NASA sees Tropical Storm Kai-tak brushing the Philippines
NASA's Terra satellite captured an image of Tropical Storm Kai-tak affecting the northern Philippines on August 13 as the storm heads toward China for a final landfall.
Warnings are already in effect in part of the Philippines. Tropical storm Kai-tak is the fourteenth tropical cyclone of the western North Pacific season. On August 13 at 11 a.m. EDT, Kai-tak had maximum sustained winds near 40 knots (46 mph/74 kmh). It was located approximately 290 nautical miles (334 miles/ 537 km) east-Northeast of Manila, Philippines, has tracked west-southwestward at 11 knots (12.6 mph/20.3 kmh). The storm is called "Helen" in the Philippines, and its close proximity has caused the issuance of warnings.
Public storm warning signal #1 is in effect for the Luzon provinces: Apayao, Cagayan, Babuyan, Quirino, Aurora, Isabela, Kalinga, and the Batanes and Calayan group of islands. Public Signal #1 means winds between 28-37 mph (45-60 kmh) can be expected.
Public Storm Signal 2 is in effect for Isabela and Cagayan, where winds between 37-62 mph (61-100 kmh) can be expected. The Philippine Atmospheric Geophysical and Astronomical Services Adminstration, known as PAGASA, caution residents living in low lying and mountainous areas that flash flooding and mudslides are possible from the heavy rainfall. In addition, residents living along the coasts are being cautioned against large waves or storm surges.
The Moderate Resolution Imaging Spectroradiometer (MODIS) instrument onboard NASA's Terra satellite captured an image of Tropical Storm Kai-tak, located just off the east coast of the Philippines on August 13 at 0230 UTC (Aug. 12 at 10:30 p.m. EDT). Satellite imagery showed that the convection (rising air that forms the thunderstorms that make up the tropical storm) have strengthened around the center of the storm. The MODIS image was created at NASA's Goddard Space Flight Center in Greenbelt, Md. by the MODIS Rapid Response Team.
Kai-tak is moving along the southern edge of a subtropical ridge, which is an elongated area of high pressure.

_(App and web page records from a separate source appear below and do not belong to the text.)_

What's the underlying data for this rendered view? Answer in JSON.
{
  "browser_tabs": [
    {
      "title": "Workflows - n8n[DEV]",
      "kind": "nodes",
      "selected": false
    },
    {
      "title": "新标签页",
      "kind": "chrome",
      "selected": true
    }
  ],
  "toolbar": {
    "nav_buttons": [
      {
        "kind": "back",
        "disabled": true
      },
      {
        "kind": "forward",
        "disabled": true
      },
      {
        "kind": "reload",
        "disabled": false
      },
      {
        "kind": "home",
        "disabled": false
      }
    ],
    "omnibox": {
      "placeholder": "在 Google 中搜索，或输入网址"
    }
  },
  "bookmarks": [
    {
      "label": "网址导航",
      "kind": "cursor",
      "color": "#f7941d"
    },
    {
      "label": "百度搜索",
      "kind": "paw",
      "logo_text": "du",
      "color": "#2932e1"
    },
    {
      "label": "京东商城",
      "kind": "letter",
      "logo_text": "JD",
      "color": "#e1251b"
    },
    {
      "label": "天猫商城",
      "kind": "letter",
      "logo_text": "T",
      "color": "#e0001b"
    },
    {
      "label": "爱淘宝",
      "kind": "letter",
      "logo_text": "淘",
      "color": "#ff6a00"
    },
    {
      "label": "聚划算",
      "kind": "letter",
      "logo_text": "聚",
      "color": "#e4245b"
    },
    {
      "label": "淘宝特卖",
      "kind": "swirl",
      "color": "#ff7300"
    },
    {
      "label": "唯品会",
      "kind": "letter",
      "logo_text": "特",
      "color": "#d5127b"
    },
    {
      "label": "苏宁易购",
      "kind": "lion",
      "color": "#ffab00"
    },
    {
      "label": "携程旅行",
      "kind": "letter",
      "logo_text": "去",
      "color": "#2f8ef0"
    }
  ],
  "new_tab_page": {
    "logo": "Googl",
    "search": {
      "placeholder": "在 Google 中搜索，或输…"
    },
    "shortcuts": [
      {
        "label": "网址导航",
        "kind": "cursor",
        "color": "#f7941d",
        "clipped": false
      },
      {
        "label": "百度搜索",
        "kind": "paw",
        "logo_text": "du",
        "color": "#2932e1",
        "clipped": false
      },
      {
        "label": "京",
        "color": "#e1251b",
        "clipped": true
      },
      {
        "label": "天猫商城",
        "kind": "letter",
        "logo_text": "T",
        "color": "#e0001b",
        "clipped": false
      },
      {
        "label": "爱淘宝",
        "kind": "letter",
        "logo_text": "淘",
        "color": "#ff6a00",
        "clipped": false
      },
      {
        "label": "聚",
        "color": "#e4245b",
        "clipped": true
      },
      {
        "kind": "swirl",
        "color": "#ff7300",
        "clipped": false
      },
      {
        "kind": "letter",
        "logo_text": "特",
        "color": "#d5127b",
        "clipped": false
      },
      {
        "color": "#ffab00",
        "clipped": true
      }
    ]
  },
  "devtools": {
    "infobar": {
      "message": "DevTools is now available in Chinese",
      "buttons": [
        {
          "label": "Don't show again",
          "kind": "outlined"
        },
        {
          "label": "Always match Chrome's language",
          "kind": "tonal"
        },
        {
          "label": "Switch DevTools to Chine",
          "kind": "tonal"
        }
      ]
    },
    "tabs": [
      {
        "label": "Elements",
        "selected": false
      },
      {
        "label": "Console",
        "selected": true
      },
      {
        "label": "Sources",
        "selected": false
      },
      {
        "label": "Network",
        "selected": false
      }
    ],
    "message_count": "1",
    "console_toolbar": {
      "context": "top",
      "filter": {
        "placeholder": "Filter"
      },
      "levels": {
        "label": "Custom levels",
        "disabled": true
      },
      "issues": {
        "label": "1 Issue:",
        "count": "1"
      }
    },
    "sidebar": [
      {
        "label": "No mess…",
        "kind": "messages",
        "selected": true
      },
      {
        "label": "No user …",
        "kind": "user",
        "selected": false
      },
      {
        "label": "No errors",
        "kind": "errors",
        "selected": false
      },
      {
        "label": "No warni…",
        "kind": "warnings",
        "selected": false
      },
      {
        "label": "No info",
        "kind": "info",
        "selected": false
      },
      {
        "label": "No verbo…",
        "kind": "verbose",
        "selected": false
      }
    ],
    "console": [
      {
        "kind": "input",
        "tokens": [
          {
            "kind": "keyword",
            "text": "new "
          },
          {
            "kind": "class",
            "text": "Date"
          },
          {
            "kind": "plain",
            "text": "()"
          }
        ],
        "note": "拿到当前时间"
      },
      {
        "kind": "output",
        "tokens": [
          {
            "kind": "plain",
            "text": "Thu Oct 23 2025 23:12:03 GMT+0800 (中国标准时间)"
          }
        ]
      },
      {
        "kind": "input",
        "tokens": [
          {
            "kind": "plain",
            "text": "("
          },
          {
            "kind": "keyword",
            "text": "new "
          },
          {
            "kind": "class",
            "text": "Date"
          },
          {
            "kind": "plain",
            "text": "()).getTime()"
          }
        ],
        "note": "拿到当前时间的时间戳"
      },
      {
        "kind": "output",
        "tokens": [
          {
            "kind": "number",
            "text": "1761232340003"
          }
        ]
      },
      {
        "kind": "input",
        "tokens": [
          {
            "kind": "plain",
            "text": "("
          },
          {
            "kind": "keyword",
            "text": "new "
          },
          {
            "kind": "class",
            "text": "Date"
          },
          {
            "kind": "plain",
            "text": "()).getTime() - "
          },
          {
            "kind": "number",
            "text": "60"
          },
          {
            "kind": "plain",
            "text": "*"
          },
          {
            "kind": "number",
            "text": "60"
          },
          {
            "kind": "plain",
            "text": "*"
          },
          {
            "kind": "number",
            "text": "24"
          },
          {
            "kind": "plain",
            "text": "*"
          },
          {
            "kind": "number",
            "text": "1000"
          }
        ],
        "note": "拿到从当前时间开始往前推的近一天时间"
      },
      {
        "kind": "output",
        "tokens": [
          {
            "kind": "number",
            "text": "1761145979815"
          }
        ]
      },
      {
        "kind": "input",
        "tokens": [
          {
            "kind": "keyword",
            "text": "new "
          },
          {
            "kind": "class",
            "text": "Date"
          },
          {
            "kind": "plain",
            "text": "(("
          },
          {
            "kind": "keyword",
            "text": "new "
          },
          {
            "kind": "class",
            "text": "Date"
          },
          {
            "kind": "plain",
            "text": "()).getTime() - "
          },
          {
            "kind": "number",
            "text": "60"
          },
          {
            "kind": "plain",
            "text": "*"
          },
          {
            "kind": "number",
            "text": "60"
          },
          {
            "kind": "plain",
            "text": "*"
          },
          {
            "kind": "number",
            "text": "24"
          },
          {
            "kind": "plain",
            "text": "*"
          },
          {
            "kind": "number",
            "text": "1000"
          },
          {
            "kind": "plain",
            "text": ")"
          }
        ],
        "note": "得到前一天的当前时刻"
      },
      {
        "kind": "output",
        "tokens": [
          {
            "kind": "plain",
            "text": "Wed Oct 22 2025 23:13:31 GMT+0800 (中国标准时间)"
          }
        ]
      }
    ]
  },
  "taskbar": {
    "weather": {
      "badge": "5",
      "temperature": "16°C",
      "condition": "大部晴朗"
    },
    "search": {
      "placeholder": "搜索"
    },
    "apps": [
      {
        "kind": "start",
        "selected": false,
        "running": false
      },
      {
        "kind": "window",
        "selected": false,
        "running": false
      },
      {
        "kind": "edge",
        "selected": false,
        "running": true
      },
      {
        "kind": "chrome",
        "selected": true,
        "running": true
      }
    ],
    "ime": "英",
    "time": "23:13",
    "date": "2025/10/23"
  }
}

Kai-tak will move northwestward and slowly intensify, passing through the Luzon Strait, while its center stays at sea, north of Luzon, the Philippines.Kai-tak is expected to make landfall north of Hong Kong on August 16. Although forecasters at the Joint Typhoon Warning Center expect Kai-tak to strengthen, it is expected to weaken before making landfall because of cooling ocean heat content and wind shear.
Provided by NASA's Goddard Space Flight Center